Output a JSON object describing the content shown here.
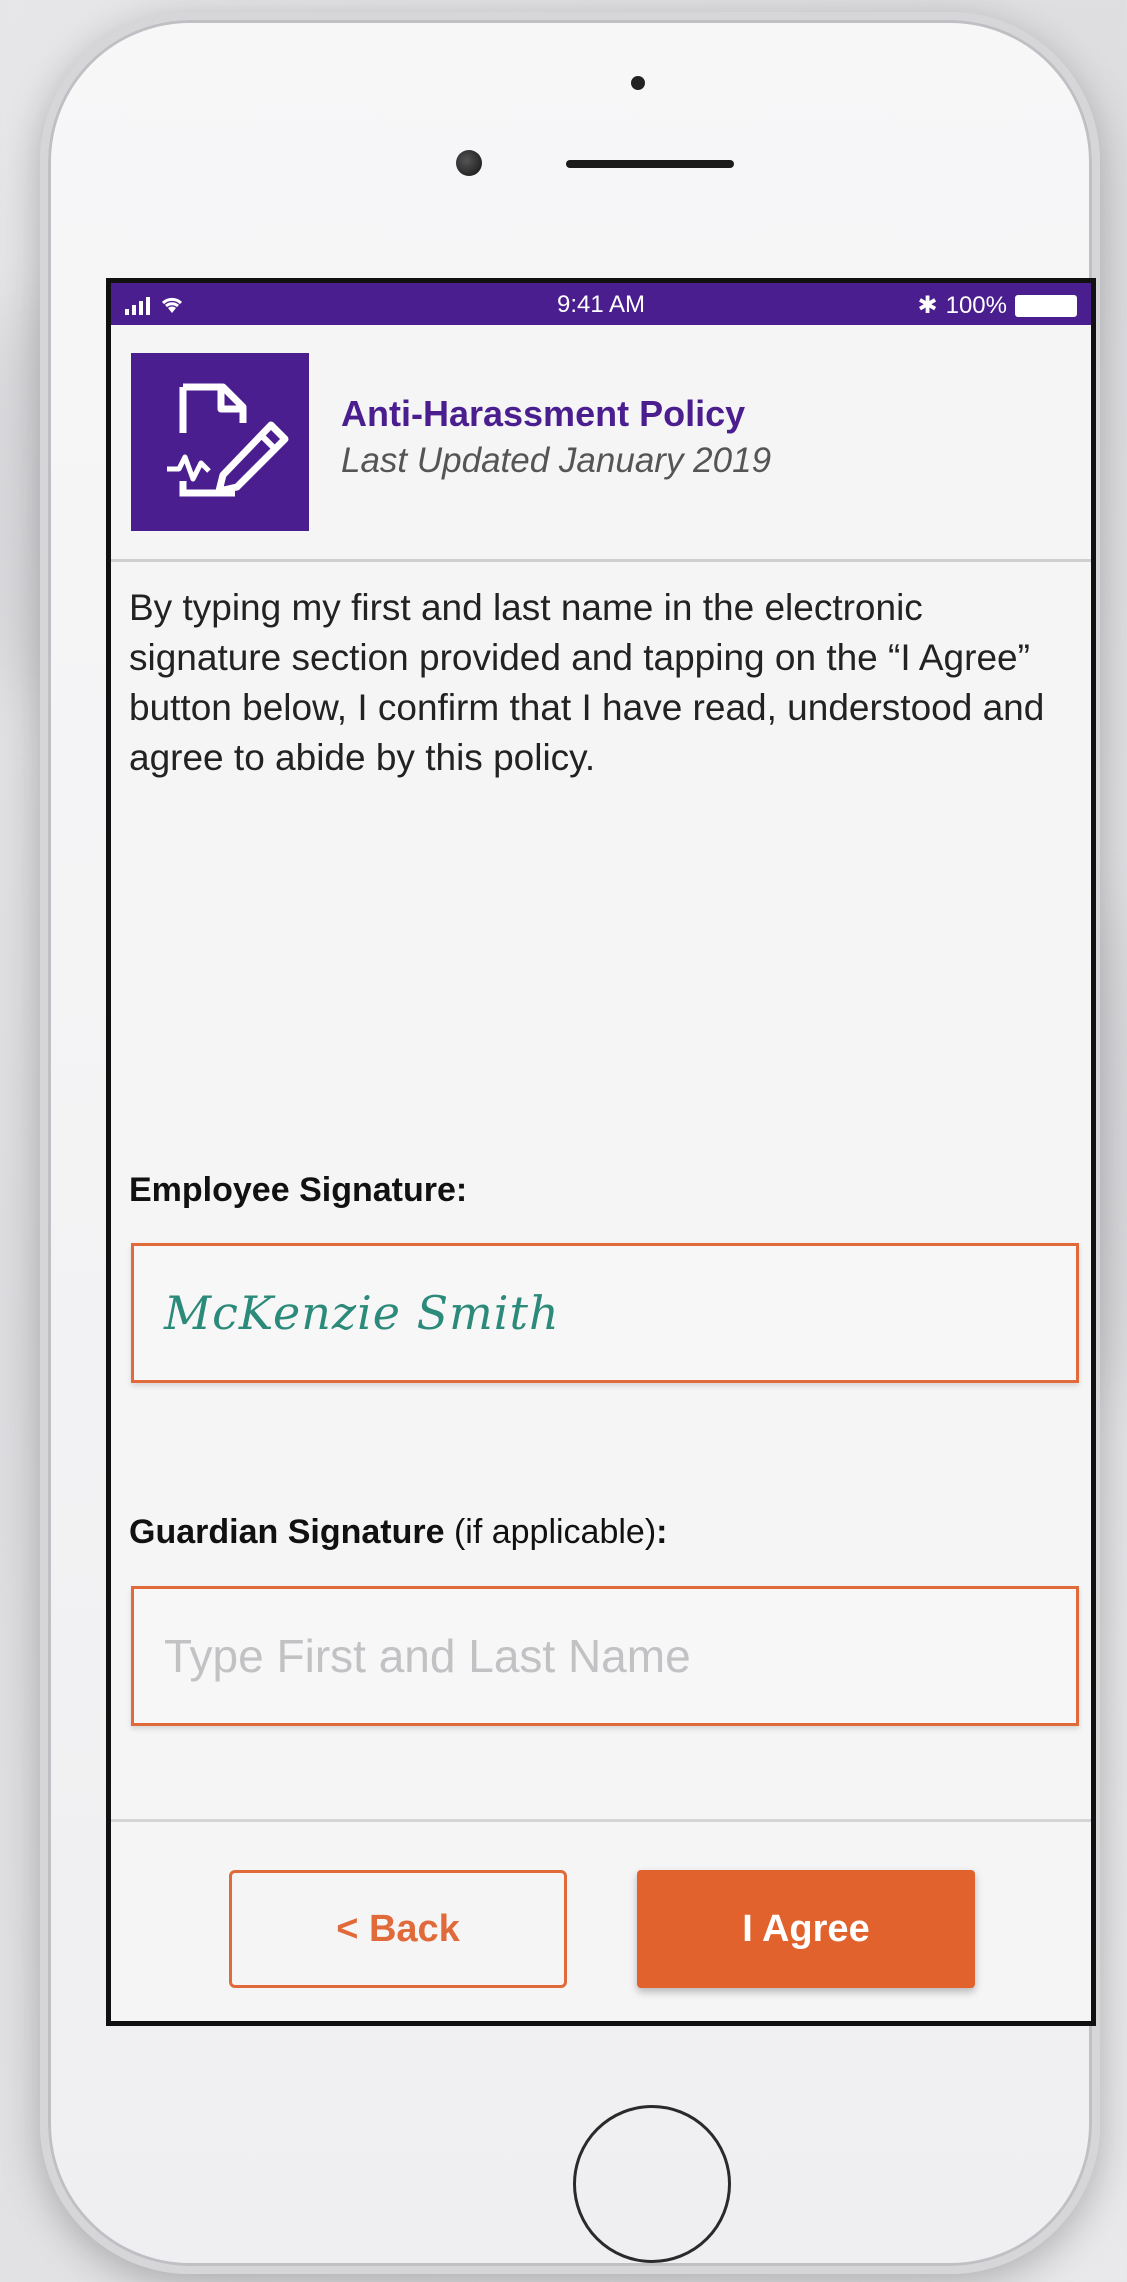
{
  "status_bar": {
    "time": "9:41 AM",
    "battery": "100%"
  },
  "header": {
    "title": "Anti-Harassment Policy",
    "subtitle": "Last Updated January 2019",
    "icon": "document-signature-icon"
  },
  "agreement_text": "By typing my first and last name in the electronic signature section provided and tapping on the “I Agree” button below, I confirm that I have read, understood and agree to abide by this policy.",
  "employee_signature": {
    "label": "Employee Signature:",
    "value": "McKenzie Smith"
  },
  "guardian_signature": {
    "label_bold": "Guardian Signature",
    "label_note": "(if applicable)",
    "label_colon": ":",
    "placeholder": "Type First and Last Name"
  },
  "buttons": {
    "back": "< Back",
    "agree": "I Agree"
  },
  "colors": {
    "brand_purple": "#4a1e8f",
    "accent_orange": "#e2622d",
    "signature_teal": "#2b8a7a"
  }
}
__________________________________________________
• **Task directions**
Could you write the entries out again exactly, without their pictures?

• **Response area**
Output a JSON object describing the content shown here.
{
  "status_bar": {
    "time": "9:41 AM",
    "battery": "100%"
  },
  "header": {
    "title": "Anti-Harassment Policy",
    "subtitle": "Last Updated January 2019",
    "icon": "document-signature-icon"
  },
  "agreement_text": "By typing my first and last name in the electronic signature section provided and tapping on the “I Agree” button below, I confirm that I have read, understood and agree to abide by this policy.",
  "employee_signature": {
    "label": "Employee Signature:",
    "value": "McKenzie Smith"
  },
  "guardian_signature": {
    "label_bold": "Guardian Signature",
    "label_note": "(if applicable)",
    "label_colon": ":",
    "placeholder": "Type First and Last Name"
  },
  "buttons": {
    "back": "< Back",
    "agree": "I Agree"
  },
  "colors": {
    "brand_purple": "#4a1e8f",
    "accent_orange": "#e2622d",
    "signature_teal": "#2b8a7a"
  }
}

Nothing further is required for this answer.